Spike Lee speaks to youth
NATCHITOCHES- When Barry LaCaze bid a whopping $1,000 for a Spike Lee book at the Boys & Girls Clubs of El Camino Reál’s 16th Annual Steak & Burger Dinner, he didn’t flinch or show hesitation.
“I just really wanted the book and knew it was for a good cause,” said LaCaze, 28, a sound technician at a local church. “It’s worth it.”
More than 900 people gathered at the Natchi- toches Event Center for the local club’s fundraiser. In a pleasant twist, club members were served steak and baked potatoes while adult supporters ate hamburgers and potato chips. Natchitoches singer DeShawn Washington, who also competed on the hit television show “The Voice,” provided entertainment.
Spike Lee addressed the crowd after hearing sta- tistics such about how most of this club’s members read below grade level and qualify for free or reduced lunch. He called the statis- tics “very sobering.”
“The gap between the haves and the have nots is wider than it’s ever been, and unfortunately Louisiana is at the top of that,” he said.
He urged parents to step up to the plate and be more active in their children’s lives.
“We have to go over their homework,” Lee said. “We have to take the time to be grown ups. Children are children. They don’t know what to do.”
He also told parents to be more supportive of their children’s dreams, some- thing he said was a struggle for some.
“Parents kill more dreams than anybody,” said Lee, who added that many young adults suc- cumb to vicious parental pressure and choose safe majors in school and ultimately careers instead of their dream ones.
“I say my prayers night because I’m blessed and love what I do,” he said.
He talked about how he’s able to get up every morning without an alarm clock because he’s going to do work that he loves. Lee said that too many young black men want to be rappers or play sports.
“We have enough of that.
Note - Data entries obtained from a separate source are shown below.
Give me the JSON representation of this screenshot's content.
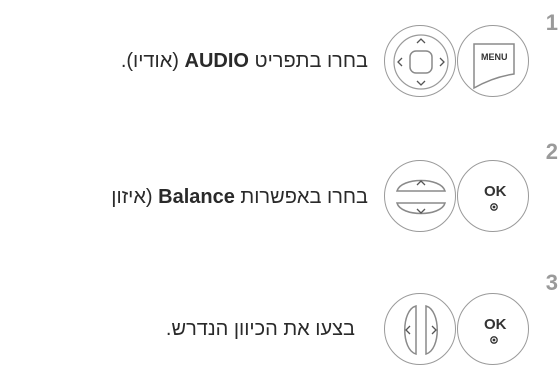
{
  "steps": [
    {
      "number": "1",
      "text_after": "(אודיו).",
      "text_bold": "AUDIO",
      "text_before": "בחרו בתפריט",
      "buttons": {
        "right_label": "MENU",
        "left": "navigation-pad-all-directions"
      }
    },
    {
      "number": "2",
      "text_after": "(איזון",
      "text_bold": "Balance",
      "text_before": "בחרו באפשרות",
      "buttons": {
        "right_label": "OK",
        "left": "navigation-pad-up-down"
      }
    },
    {
      "number": "3",
      "text_full": "בצעו את הכיוון הנדרש.",
      "buttons": {
        "right_label": "OK",
        "left": "navigation-pad-left-right"
      }
    }
  ]
}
We need more scien- tists,” he added.
Lee stressed the importance of education. A professor at NYU, his mother and grandmother were also college-educated teachers. Lee attend Morehouse College and NYU.
“Our ancestors knew that education would lead us out of bondage,” he said.
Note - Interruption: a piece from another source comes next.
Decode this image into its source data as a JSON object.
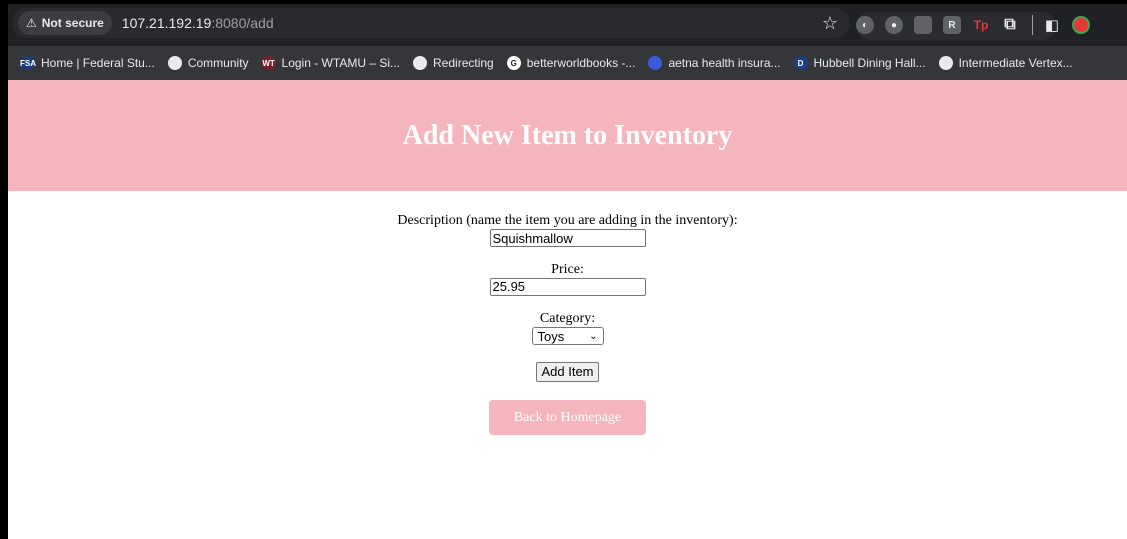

Nationally the BCBA serve almost four million youth annually in almost 4,000 club facilities, ac- cording to their website. Their mission is “to enable all young people, especially those who need us most, to reach their full potential as productive, caring, respon- sible citizens.”
All of the proceeds raised from the dinner go back into the local club.
By Anastasia Semien